• [WORK REQUIRED]
What is needed here is a faithful repeat of every entry, with no character changed.
Segment Open
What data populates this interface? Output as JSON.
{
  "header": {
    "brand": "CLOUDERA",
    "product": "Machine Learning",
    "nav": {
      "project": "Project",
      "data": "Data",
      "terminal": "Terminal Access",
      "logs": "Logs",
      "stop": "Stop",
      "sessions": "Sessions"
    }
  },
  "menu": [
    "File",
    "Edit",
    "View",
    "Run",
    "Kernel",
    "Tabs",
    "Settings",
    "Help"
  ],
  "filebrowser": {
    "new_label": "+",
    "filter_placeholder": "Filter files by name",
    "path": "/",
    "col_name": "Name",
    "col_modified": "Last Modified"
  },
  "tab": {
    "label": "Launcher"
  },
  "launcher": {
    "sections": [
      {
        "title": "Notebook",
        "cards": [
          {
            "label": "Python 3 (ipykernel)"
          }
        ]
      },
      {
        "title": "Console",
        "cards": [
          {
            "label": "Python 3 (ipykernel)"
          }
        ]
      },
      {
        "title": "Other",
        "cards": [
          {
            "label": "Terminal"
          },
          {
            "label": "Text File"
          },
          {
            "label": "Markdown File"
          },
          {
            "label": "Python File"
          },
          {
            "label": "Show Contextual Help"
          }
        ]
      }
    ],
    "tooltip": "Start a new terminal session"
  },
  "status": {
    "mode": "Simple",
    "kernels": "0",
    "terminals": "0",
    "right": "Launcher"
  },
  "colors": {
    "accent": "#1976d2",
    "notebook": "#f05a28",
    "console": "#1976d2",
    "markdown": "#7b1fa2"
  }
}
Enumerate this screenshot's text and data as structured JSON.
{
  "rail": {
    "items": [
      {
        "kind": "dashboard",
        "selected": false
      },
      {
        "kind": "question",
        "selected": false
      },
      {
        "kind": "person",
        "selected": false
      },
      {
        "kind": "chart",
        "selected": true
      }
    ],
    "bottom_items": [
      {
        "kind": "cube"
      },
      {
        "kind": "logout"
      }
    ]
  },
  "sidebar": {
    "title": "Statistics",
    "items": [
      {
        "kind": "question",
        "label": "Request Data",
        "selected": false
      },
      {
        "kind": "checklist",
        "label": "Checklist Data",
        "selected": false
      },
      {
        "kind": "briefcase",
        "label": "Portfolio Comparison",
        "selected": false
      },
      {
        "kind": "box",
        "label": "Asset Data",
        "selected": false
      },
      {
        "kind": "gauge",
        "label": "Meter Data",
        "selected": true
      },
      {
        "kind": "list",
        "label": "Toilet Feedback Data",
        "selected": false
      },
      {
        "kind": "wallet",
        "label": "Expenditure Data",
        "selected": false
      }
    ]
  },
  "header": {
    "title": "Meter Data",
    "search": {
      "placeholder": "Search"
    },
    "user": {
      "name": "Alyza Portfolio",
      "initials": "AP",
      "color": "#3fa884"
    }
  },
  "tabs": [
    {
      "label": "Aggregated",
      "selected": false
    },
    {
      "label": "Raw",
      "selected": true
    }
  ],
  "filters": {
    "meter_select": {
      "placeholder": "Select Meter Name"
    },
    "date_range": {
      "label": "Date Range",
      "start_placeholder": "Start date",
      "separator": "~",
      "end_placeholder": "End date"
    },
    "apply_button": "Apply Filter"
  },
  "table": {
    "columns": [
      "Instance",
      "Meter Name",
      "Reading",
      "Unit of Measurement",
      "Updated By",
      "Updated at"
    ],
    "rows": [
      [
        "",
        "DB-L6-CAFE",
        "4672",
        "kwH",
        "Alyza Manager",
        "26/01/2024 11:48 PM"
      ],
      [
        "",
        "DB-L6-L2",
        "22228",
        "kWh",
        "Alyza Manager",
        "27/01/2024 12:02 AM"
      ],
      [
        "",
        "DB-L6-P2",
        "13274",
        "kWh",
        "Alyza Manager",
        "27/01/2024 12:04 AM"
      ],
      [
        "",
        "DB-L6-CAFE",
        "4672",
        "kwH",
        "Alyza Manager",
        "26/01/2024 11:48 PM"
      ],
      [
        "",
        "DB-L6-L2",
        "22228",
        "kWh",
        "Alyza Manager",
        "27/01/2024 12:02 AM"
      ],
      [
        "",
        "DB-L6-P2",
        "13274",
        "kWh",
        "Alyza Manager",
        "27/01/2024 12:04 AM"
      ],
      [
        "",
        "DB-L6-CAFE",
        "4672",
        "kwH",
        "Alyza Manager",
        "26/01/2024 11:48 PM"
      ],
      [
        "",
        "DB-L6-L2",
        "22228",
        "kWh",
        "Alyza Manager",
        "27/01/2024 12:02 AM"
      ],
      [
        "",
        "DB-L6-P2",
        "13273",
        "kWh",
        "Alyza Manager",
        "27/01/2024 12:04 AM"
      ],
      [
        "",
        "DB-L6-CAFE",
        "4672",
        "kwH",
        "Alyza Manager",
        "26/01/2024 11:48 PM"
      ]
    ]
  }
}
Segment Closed
• [TASK RESULT]
What data populates this interface? Output as JSON.
{
  "header": {
    "brand": "CLOUDERA",
    "product": "Machine Learning",
    "nav": {
      "project": "Project",
      "data": "Data",
      "terminal": "Terminal Access",
      "logs": "Logs",
      "stop": "Stop",
      "sessions": "Sessions"
    }
  },
  "menu": [
    "File",
    "Edit",
    "View",
    "Run",
    "Kernel",
    "Tabs",
    "Settings",
    "Help"
  ],
  "filebrowser": {
    "new_label": "+",
    "filter_placeholder": "Filter files by name",
    "path": "/",
    "col_name": "Name",
    "col_modified": "Last Modified"
  },
  "tab": {
    "label": "Launcher"
  },
  "launcher": {
    "sections": [
      {
        "title": "Notebook",
        "cards": [
          {
            "label": "Python 3 (ipykernel)"
          }
        ]
      },
      {
        "title": "Console",
        "cards": [
          {
            "label": "Python 3 (ipykernel)"
          }
        ]
      },
      {
        "title": "Other",
        "cards": [
          {
            "label": "Terminal"
          },
          {
            "label": "Text File"
          },
          {
            "label": "Markdown File"
          },
          {
            "label": "Python File"
          },
          {
            "label": "Show Contextual Help"
          }
        ]
      }
    ],
    "tooltip": "Start a new terminal session"
  },
  "status": {
    "mode": "Simple",
    "kernels": "0",
    "terminals": "0",
    "right": "Launcher"
  },
  "colors": {
    "accent": "#1976d2",
    "notebook": "#f05a28",
    "console": "#1976d2",
    "markdown": "#7b1fa2"
  }
}
Enumerate this screenshot's text and data as structured JSON.
{
  "rail": {
    "items": [
      {
        "kind": "dashboard",
        "selected": false
      },
      {
        "kind": "question",
        "selected": false
      },
      {
        "kind": "person",
        "selected": false
      },
      {
        "kind": "chart",
        "selected": true
      }
    ],
    "bottom_items": [
      {
        "kind": "cube"
      },
      {
        "kind": "logout"
      }
    ]
  },
  "sidebar": {
    "title": "Statistics",
    "items": [
      {
        "kind": "question",
        "label": "Request Data",
        "selected": false
      },
      {
        "kind": "checklist",
        "label": "Checklist Data",
        "selected": false
      },
      {
        "kind": "briefcase",
        "label": "Portfolio Comparison",
        "selected": false
      },
      {
        "kind": "box",
        "label": "Asset Data",
        "selected": false
      },
      {
        "kind": "gauge",
        "label": "Meter Data",
        "selected": true
      },
      {
        "kind": "list",
        "label": "Toilet Feedback Data",
        "selected": false
      },
      {
        "kind": "wallet",
        "label": "Expenditure Data",
        "selected": false
      }
    ]
  },
  "header": {
    "title": "Meter Data",
    "search": {
      "placeholder": "Search"
    },
    "user": {
      "name": "Alyza Portfolio",
      "initials": "AP",
      "color": "#3fa884"
    }
  },
  "tabs": [
    {
      "label": "Aggregated",
      "selected": false
    },
    {
      "label": "Raw",
      "selected": true
    }
  ],
  "filters": {
    "meter_select": {
      "placeholder": "Select Meter Name"
    },
    "date_range": {
      "label": "Date Range",
      "start_placeholder": "Start date",
      "separator": "~",
      "end_placeholder": "End date"
    },
    "apply_button": "Apply Filter"
  },
  "table": {
    "columns": [
      "Instance",
      "Meter Name",
      "Reading",
      "Unit of Measurement",
      "Updated By",
      "Updated at"
    ],
    "rows": [
      [
        "",
        "DB-L6-CAFE",
        "4672",
        "kwH",
        "Alyza Manager",
        "26/01/2024 11:48 PM"
      ],
      [
        "",
        "DB-L6-L2",
        "22228",
        "kWh",
        "Alyza Manager",
        "27/01/2024 12:02 AM"
      ],
      [
        "",
        "DB-L6-P2",
        "13274",
        "kWh",
        "Alyza Manager",
        "27/01/2024 12:04 AM"
      ],
      [
        "",
        "DB-L6-CAFE",
        "4672",
        "kwH",
        "Alyza Manager",
        "26/01/2024 11:48 PM"
      ],
      [
        "",
        "DB-L6-L2",
        "22228",
        "kWh",
        "Alyza Manager",
        "27/01/2024 12:02 AM"
      ],
      [
        "",
        "DB-L6-P2",
        "13274",
        "kWh",
        "Alyza Manager",
        "27/01/2024 12:04 AM"
      ],
      [
        "",
        "DB-L6-CAFE",
        "4672",
        "kwH",
        "Alyza Manager",
        "26/01/2024 11:48 PM"
      ],
      [
        "",
        "DB-L6-L2",
        "22228",
        "kWh",
        "Alyza Manager",
        "27/01/2024 12:02 AM"
      ],
      [
        "",
        "DB-L6-P2",
        "13273",
        "kWh",
        "Alyza Manager",
        "27/01/2024 12:04 AM"
      ],
      [
        "",
        "DB-L6-CAFE",
        "4672",
        "kwH",
        "Alyza Manager",
        "26/01/2024 11:48 PM"
      ]
    ]
  }
}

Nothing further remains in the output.